**Task statement**
For the material that follows, list every line containing the word "Files".

**** Provided records ****

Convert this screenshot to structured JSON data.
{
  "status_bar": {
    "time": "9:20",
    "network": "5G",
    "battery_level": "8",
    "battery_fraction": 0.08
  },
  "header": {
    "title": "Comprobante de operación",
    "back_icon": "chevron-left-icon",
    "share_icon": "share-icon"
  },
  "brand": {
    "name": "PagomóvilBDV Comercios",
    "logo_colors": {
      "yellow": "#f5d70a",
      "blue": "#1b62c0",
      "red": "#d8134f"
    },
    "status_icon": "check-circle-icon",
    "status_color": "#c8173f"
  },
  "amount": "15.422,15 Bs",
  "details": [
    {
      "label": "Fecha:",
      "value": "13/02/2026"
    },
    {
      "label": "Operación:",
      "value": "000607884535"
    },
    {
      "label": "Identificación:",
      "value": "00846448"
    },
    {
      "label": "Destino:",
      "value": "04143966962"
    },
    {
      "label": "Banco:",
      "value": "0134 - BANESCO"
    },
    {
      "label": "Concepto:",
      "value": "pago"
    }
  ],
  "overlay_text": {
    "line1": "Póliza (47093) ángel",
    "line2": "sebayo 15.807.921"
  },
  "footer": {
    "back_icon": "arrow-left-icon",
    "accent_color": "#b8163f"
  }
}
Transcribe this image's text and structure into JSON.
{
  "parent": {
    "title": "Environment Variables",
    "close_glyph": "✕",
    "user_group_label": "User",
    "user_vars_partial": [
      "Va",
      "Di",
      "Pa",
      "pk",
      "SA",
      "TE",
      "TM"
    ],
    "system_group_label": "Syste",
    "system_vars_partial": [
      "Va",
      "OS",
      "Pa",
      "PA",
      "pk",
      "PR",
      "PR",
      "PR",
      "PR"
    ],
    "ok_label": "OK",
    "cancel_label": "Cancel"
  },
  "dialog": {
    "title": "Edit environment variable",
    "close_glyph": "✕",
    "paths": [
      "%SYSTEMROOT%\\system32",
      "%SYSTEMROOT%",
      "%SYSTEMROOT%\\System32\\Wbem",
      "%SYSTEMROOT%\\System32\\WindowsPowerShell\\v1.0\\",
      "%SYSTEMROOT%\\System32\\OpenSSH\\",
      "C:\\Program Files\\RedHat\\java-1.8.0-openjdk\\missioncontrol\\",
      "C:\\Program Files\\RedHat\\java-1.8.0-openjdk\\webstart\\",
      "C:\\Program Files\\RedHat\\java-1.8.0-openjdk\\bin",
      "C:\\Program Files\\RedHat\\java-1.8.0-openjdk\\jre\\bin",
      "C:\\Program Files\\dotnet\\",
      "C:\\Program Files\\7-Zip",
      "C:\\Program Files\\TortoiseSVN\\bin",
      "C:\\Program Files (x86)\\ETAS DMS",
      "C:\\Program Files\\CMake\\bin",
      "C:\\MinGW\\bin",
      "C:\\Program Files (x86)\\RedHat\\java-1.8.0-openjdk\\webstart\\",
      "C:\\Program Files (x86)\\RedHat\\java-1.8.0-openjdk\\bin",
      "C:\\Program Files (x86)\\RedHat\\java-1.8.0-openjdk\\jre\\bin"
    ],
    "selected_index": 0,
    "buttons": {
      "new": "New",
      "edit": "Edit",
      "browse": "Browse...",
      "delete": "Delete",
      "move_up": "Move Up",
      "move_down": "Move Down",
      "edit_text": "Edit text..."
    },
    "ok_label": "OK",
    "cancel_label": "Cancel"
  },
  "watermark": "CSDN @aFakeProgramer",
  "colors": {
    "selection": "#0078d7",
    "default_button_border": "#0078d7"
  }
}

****

**Solved exercise**
      "C:\\Program Files\\RedHat\\java-1.8.0-openjdk\\missioncontrol\\",
      "C:\\Program Files\\RedHat\\java-1.8.0-openjdk\\webstart\\",
      "C:\\Program Files\\RedHat\\java-1.8.0-openjdk\\bin",
      "C:\\Program Files\\RedHat\\java-1.8.0-openjdk\\jre\\bin",
      "C:\\Program Files\\dotnet\\",
      "C:\\Program Files\\7-Zip",
      "C:\\Program Files\\TortoiseSVN\\bin",
      "C:\\Program Files (x86)\\ETAS DMS",
      "C:\\Program Files\\CMake\\bin",
      "C:\\Program Files (x86)\\RedHat\\java-1.8.0-openjdk\\webstart\\",
      "C:\\Program Files (x86)\\RedHat\\java-1.8.0-openjdk\\bin",
      "C:\\Program Files (x86)\\RedHat\\java-1.8.0-openjdk\\jre\\bin"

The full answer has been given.